“The Armenian word ‘Asbed’ stands for chevalier or knight,” Rev. Antranig Baljian pointed out. “It was a name chosen by Val’s father to embody the chivalrous ideals and principals he wished in his children and grandchildren. Val was truly a knight in shining armor, full of devotion to God and country.”

Others mirrored similar sentiments to their friend, including Mesrob Odian, who knew Val as a 12-year-old. Both were interested in aviation and visited the Aviation Museum in Ohio together.

“Even in his ill state, he was concerned about genocide commemoration preparations a year ago,” Odian said. “He wanted to help. He wore that joyful smile and was so upbeat on everything. I have many fond memories of him on a motor scooter. Our daughter referred to him as Uncle Val the Rocket Scientist because he worked on the Lunear Excursion Module. His hugs were so tight, they almost hurt.”

John and Violet Dagdigian recall their friend whose smile would light up a room.

“Even with his declining health, he had that great smile on his face.
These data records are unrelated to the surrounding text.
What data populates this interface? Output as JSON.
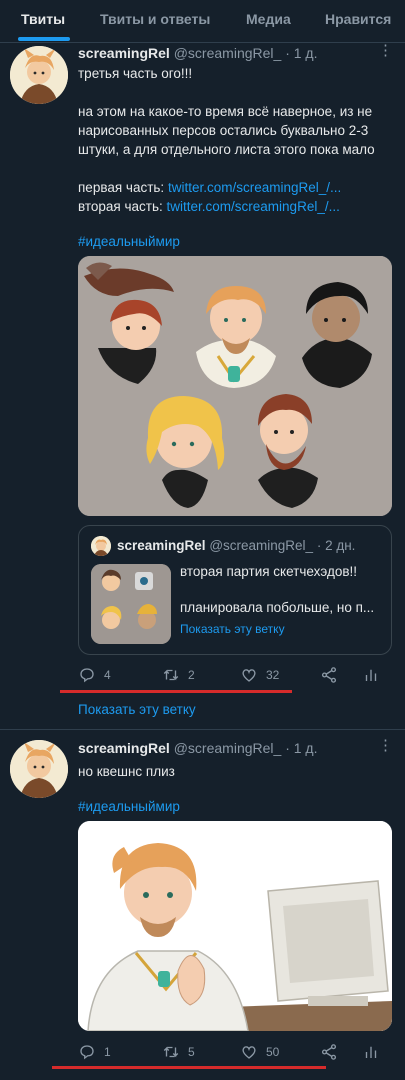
{
  "tabs": [
    "Твиты",
    "Твиты и ответы",
    "Медиа",
    "Нравится"
  ],
  "tweets": [
    {
      "name": "screamingRel",
      "handle": "@screamingRel_",
      "time": "· 1 д.",
      "lines": [
        "третья часть ого!!!",
        "",
        "на этом на какое-то время всё наверное, из не",
        "нарисованных персов остались буквально 2-3",
        "штуки, а для отдельного листа этого пока мало",
        "",
        "первая часть:",
        "вторая часть:"
      ],
      "link1": "twitter.com/screamingRel_/...",
      "link2": "twitter.com/screamingRel_/...",
      "hashtag": "#идеальныймир",
      "quote": {
        "name": "screamingRel",
        "handle": "@screamingRel_",
        "time": "· 2 дн.",
        "line1": "вторая партия скетчехэдов!!",
        "line2": "планировала побольше, но п...",
        "show_thread": "Показать эту ветку"
      },
      "stats": {
        "replies": "4",
        "retweets": "2",
        "likes": "32"
      },
      "show_thread": "Показать эту ветку"
    },
    {
      "name": "screamingRel",
      "handle": "@screamingRel_",
      "time": "· 1 д.",
      "text": "но квешнс плиз",
      "hashtag": "#идеальныймир",
      "stats": {
        "replies": "1",
        "retweets": "5",
        "likes": "50"
      }
    }
  ],
  "colors": {
    "background": "#15202b",
    "accent": "#1d9bf0",
    "muted": "#8b98a5",
    "highlight_underline": "#d62b2b"
  },
  "icons": [
    "reply-icon",
    "retweet-icon",
    "like-icon",
    "share-icon",
    "analytics-icon",
    "more-icon"
  ]
}
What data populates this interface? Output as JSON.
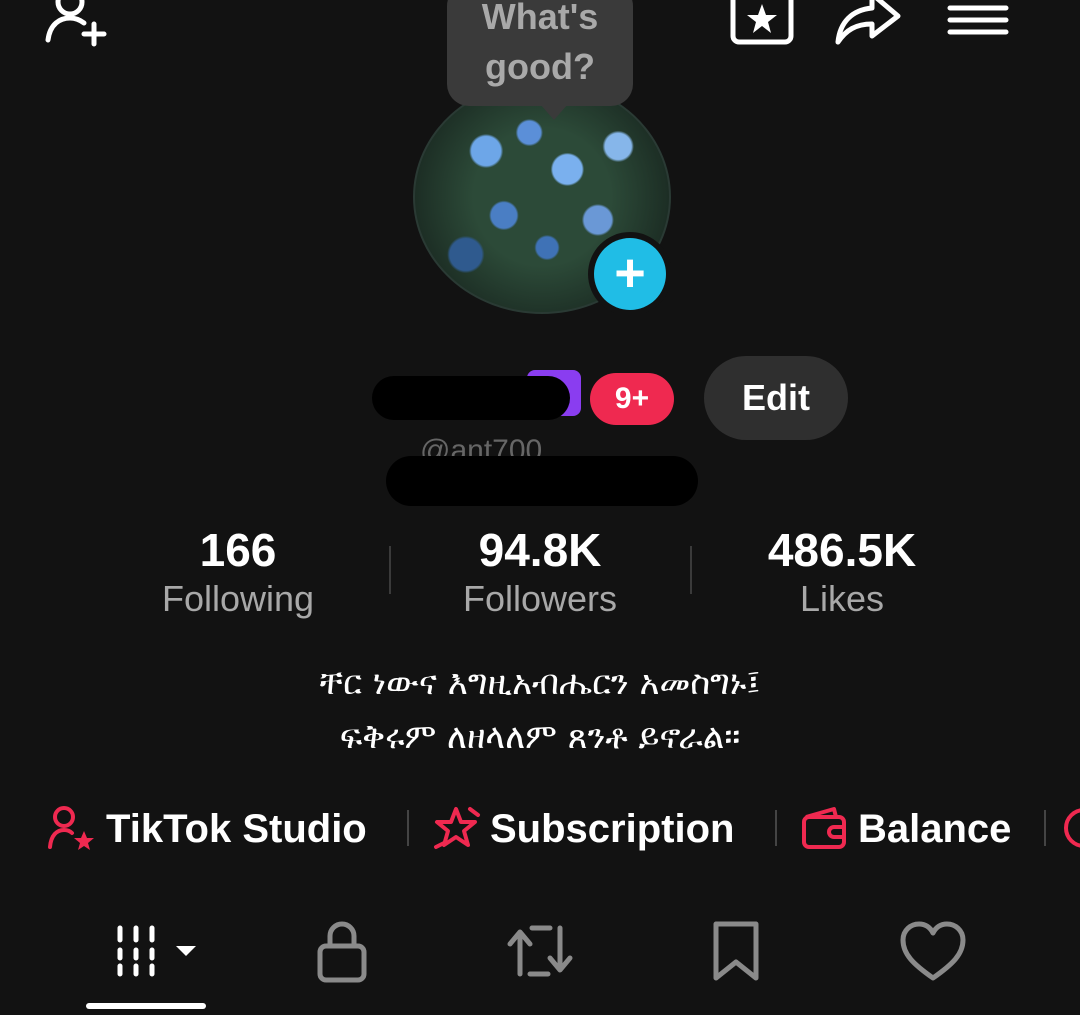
{
  "tooltip": {
    "text": "What's\ngood?"
  },
  "profile": {
    "handle_hint": "@ant700",
    "notification_badge": "9+",
    "edit_label": "Edit",
    "avatar_add_symbol": "+"
  },
  "stats": [
    {
      "value": "166",
      "label": "Following"
    },
    {
      "value": "94.8K",
      "label": "Followers"
    },
    {
      "value": "486.5K",
      "label": "Likes"
    }
  ],
  "bio": {
    "line1": "ቸር ነውና እግዚአብሔርን አመስግኑ፤",
    "line2": "ፍቅሩም ለዘላለም ጸንቶ ይኖራል።"
  },
  "quick_links": [
    {
      "label": "TikTok Studio",
      "icon": "person-star-icon"
    },
    {
      "label": "Subscription",
      "icon": "star-burst-icon"
    },
    {
      "label": "Balance",
      "icon": "wallet-icon"
    }
  ],
  "tabs": [
    {
      "name": "videos-grid",
      "icon": "grid-icon",
      "active": true
    },
    {
      "name": "private",
      "icon": "lock-icon",
      "active": false
    },
    {
      "name": "reposts",
      "icon": "repost-icon",
      "active": false
    },
    {
      "name": "favorites",
      "icon": "bookmark-icon",
      "active": false
    },
    {
      "name": "liked",
      "icon": "heart-icon",
      "active": false
    }
  ],
  "colors": {
    "background": "#121212",
    "accent_red": "#ef2950",
    "accent_cyan": "#20bde6",
    "badge_purple": "#8a3df0",
    "muted_text": "#a8a8a8"
  }
}
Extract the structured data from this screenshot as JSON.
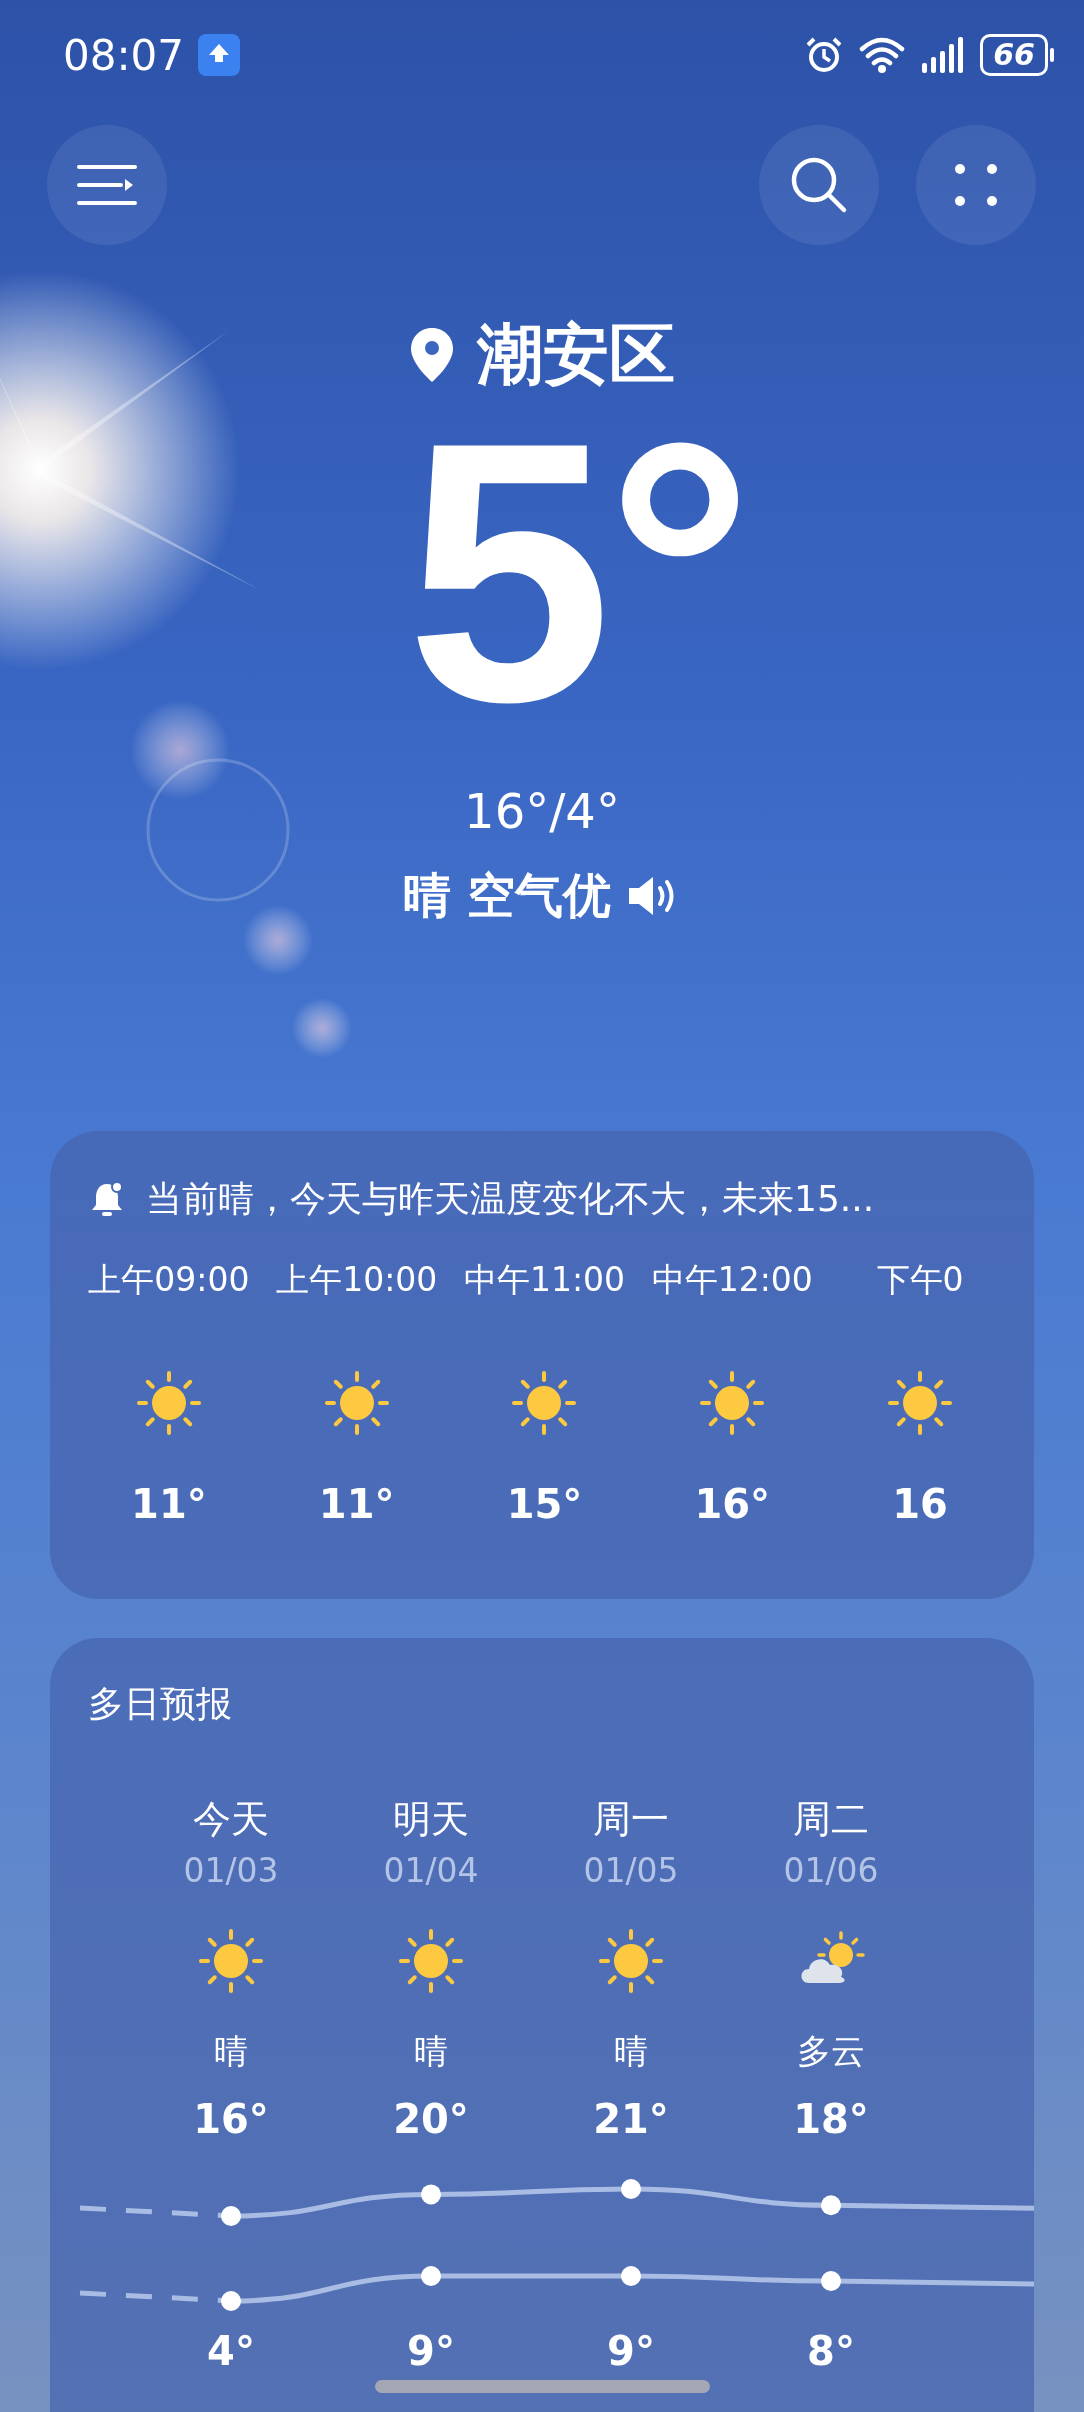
{
  "status_bar": {
    "time": "08:07",
    "battery": "66"
  },
  "location": "潮安区",
  "current": {
    "temperature": "5°",
    "range": "16°/4°",
    "condition": "晴",
    "air": "空气优"
  },
  "hourly": {
    "alert": "当前晴，今天与昨天温度变化不大，未来15...",
    "hours": [
      {
        "time": "上午09:00",
        "kind": "sunny",
        "temp": "11°"
      },
      {
        "time": "上午10:00",
        "kind": "sunny",
        "temp": "11°"
      },
      {
        "time": "中午11:00",
        "kind": "sunny",
        "temp": "15°"
      },
      {
        "time": "中午12:00",
        "kind": "sunny",
        "temp": "16°"
      },
      {
        "time": "下午0",
        "kind": "sunny",
        "temp": "16"
      }
    ]
  },
  "daily": {
    "title": "多日预报",
    "days": [
      {
        "day": "今天",
        "date": "01/03",
        "kind": "sunny",
        "condition": "晴",
        "high": "16°",
        "low": "4°"
      },
      {
        "day": "明天",
        "date": "01/04",
        "kind": "sunny",
        "condition": "晴",
        "high": "20°",
        "low": "9°"
      },
      {
        "day": "周一",
        "date": "01/05",
        "kind": "sunny",
        "condition": "晴",
        "high": "21°",
        "low": "9°"
      },
      {
        "day": "周二",
        "date": "01/06",
        "kind": "partly_cloudy",
        "condition": "多云",
        "high": "18°",
        "low": "8°"
      }
    ]
  }
}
It will help console us in our bereavement. Val was full of optimism, energy, accomplishment and dedication to the Armenian-American community.”

Tamar Hajian recalls a gentle man who was a towering figure in the 1960s throughout the Armenian Youth Federation.

“Val’s leadership and organizational skills at AYF conventions, Camp Hayastan and the New York’s World’s Fair in 1964 cannot be overlooked,” said Hajian. “He would often talk about Cuba where he was born and how his family persevered in Brooklyn, NY, where they settled. In an unassuming way, he convinced many young people to respect and advance their Armenian heritage.”

In addition to his wife of 50 years, Nancy (Fantazian) Asbedian, he leaves two children, Susan Ciaffi and her husband Marco, and James Asbedian and his wife Amy, along with six grandchildren and a legion of friends and acquaintances, including his brother-in-law, Dr. James Fantazian. He was predeceased by a brother, Kenneth.